(App and web page records)
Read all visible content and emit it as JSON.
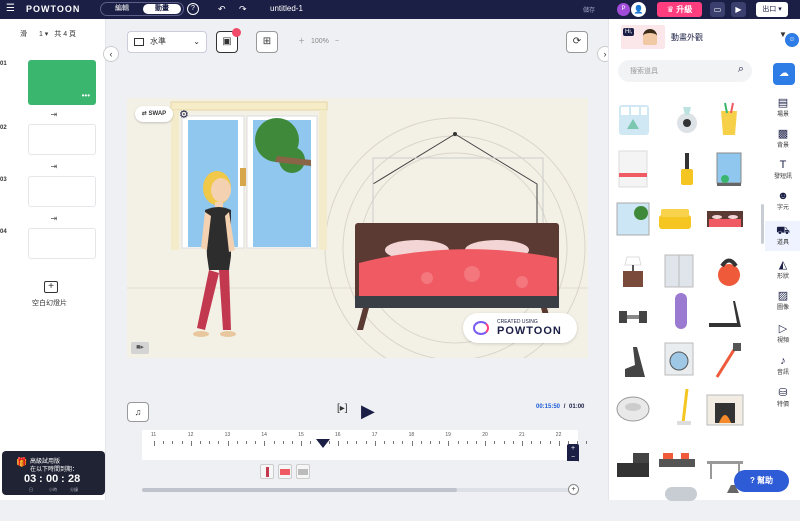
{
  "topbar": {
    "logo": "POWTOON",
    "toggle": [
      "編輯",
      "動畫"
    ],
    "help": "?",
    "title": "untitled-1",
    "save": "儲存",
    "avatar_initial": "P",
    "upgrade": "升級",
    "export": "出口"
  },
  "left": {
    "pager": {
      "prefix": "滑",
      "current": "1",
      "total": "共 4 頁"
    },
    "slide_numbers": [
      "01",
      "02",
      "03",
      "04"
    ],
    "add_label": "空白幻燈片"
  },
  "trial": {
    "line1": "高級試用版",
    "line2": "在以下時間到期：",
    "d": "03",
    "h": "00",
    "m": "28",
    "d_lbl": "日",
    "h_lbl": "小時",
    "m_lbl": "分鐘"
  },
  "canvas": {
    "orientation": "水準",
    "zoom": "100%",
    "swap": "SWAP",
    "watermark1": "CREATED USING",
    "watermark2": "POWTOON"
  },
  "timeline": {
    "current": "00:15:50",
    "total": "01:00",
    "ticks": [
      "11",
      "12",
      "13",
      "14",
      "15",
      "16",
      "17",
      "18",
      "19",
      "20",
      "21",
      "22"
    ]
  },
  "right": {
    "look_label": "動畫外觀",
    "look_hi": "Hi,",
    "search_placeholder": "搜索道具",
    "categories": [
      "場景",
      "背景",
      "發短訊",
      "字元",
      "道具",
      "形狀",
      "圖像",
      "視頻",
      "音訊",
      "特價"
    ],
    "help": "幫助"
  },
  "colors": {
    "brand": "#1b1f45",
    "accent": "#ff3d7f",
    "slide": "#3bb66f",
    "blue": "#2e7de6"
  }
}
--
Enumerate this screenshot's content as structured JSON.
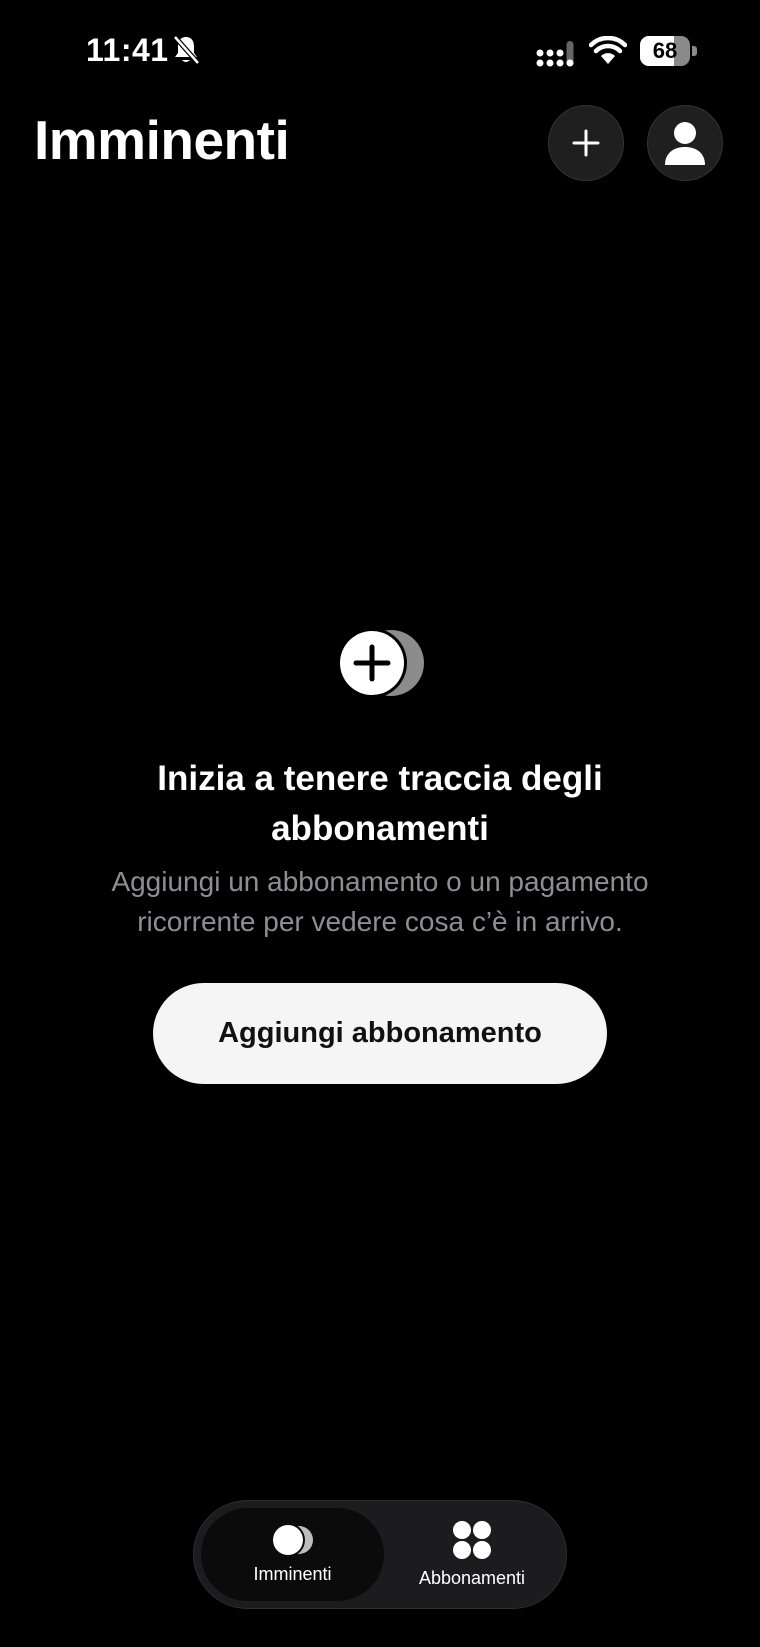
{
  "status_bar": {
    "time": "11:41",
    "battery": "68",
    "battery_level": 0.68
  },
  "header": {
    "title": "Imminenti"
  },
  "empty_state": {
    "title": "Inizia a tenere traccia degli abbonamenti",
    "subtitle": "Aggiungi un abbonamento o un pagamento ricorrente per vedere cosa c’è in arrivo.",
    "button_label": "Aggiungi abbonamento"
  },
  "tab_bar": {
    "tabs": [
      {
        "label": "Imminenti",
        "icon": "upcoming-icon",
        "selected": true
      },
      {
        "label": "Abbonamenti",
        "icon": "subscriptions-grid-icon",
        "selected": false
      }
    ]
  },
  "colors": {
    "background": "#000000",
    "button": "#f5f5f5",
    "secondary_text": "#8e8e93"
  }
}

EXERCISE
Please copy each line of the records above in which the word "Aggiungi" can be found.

WRITTEN RESPONSE
    "subtitle": "Aggiungi un abbonamento o un pagamento ricorrente per vedere cosa c’è in arrivo.",
    "button_label": "Aggiungi abbonamento"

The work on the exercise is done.